Replacing the gas-powered heating (which is noisy, expensive, and obsolete), most likely with underfloor heating. This would provide constant low heat where it is needed, but it would require changes to the flooring to work to greatest effect.The removal of the wall heaters also frees up space for fitted cupboards, which could be distributed around the perimeter or gathered in a central block. This would provide storage opportunities for the two congregations and other church users, allowing us to hide away unused chairs, tables, fridges, and sound equipment. Leaflets, books and display items could be presented in attractive, purpose-built cases. The aesthetic presentation of the building could thus be enhanced.
Going further The architect writes, ‘taken together, the above … would transform the building and make it suitable for the sorts of wider use you are hoping to encourage.’ Improvements to lighting, heating and storage would form the first phase of any building project.
But he also asks us to consider a range of other potential projects at this stage, even if we do not wish to pursue them immediately. This is so that the work on heating, lighting and storage can be made compatible with future plans. The possibilities are almost endless, but include:
Installing a dais (a raised platform coming out from the sanctuary) now that the nave altar is established as the main liturgical focus. This could double as a stage area for concerts, and a ramp could be incorporated to allow step free access to the chancel.
Installing glazed screens around the lady chapel so that it could be used as a separate worship or prayer space while other activities are going on in the nave. An accessible entrance could be provided through the existing porch. An outside ramp to the chapel would require planning permission.
More radically, creating a ‘west room’ at the back of the church with a gallery above. For example, the wooden Comper screen at the back of the church could be brought forward with a room created behind. Natural light would enter by unblocking the tower door to create a doorway or window. The area could also contain additional toilets, an improved kitchen and/or storage.

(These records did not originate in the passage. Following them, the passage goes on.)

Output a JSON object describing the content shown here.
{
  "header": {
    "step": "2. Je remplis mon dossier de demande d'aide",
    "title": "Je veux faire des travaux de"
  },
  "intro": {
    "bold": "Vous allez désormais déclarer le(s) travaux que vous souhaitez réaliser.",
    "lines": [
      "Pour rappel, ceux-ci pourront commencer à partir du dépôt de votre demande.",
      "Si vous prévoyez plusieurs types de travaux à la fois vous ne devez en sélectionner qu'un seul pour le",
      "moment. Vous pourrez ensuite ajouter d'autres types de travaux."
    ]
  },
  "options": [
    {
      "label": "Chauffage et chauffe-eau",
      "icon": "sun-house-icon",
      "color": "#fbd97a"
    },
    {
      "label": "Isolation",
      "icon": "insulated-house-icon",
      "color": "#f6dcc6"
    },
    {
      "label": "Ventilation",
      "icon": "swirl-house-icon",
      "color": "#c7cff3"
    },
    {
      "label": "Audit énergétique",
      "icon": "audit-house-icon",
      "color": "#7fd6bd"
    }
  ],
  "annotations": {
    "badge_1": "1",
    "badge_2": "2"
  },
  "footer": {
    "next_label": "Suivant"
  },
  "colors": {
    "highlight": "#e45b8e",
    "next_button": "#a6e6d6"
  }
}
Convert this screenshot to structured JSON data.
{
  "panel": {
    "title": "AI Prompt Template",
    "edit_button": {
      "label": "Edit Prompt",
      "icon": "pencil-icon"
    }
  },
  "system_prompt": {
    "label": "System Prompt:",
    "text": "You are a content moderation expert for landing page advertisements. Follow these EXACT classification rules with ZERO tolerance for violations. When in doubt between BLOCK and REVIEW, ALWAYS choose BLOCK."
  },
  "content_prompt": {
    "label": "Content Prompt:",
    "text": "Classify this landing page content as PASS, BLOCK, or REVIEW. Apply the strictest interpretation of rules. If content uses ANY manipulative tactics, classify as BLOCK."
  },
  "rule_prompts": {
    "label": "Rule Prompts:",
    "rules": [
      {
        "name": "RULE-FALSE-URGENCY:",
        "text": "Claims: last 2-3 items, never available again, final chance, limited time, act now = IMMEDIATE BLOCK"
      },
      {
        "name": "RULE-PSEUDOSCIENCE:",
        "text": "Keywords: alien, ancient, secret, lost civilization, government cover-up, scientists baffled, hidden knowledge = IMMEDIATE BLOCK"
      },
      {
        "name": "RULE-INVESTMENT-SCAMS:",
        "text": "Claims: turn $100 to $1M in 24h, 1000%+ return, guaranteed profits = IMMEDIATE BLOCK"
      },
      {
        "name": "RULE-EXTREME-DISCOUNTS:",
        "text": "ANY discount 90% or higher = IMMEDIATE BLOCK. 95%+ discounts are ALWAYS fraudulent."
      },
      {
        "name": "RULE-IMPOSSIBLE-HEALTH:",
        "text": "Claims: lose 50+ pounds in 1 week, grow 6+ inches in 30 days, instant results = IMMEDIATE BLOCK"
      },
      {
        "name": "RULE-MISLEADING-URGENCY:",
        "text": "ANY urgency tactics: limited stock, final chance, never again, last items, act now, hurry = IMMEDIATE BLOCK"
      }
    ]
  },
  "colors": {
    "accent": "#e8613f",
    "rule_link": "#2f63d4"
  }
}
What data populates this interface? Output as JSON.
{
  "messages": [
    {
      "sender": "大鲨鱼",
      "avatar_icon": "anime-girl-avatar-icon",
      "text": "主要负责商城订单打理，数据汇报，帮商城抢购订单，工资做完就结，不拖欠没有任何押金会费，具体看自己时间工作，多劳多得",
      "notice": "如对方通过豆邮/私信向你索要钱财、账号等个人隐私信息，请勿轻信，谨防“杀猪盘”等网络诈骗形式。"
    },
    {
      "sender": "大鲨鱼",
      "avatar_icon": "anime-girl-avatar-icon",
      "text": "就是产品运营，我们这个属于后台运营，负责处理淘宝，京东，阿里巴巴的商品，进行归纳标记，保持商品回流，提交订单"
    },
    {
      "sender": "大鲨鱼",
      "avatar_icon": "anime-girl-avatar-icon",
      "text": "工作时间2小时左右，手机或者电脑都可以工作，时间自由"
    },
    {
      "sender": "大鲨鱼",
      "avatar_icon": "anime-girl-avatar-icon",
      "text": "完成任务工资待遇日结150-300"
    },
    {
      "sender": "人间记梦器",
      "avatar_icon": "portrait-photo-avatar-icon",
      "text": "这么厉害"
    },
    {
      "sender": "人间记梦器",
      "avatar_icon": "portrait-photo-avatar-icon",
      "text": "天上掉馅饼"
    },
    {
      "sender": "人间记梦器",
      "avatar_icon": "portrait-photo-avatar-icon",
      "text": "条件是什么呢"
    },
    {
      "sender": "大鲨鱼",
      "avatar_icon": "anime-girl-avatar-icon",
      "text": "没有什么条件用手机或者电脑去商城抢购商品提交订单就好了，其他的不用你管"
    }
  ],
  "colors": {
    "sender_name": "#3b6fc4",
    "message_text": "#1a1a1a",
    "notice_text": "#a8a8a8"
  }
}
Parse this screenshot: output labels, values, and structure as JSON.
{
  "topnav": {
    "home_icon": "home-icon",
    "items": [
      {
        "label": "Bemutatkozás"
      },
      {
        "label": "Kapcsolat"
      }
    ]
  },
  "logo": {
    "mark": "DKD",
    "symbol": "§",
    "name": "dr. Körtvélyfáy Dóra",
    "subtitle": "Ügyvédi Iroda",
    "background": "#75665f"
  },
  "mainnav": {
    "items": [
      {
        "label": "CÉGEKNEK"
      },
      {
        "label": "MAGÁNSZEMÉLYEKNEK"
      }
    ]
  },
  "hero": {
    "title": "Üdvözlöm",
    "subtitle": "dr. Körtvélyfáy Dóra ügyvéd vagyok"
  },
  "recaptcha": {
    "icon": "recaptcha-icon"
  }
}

Explore links with the Museum of Cambridge and Kettle’s Yard to create a ‘heritage quarter’, with signage in the garden and other visual elements to tempt visitors to cross Chesterton Lane.
Over to you…You may have your own ideas, which we would love to hear at this stage, no matter how fanciful they may appear! Of course, none of this work can go ahead without the full approval of the District Church Council, Parochial Church Council, Diocese of Ely, and (in some cases) City Council, so nothing is set in stone. Our aim, at this stage, is simply to give the architect sufficient detail of our hopes and aims to complete the feasibility study.
Please click 'next' to go to the form that includes specific points for comment. Please complete this by 15th November 2017. If you have any questions, please do not hesitate to contact us.
With best wishes,
John Mueller Geoff Dumbreck Ank RigelsfordChair Treasurer Secretary
Registered Charity No1168770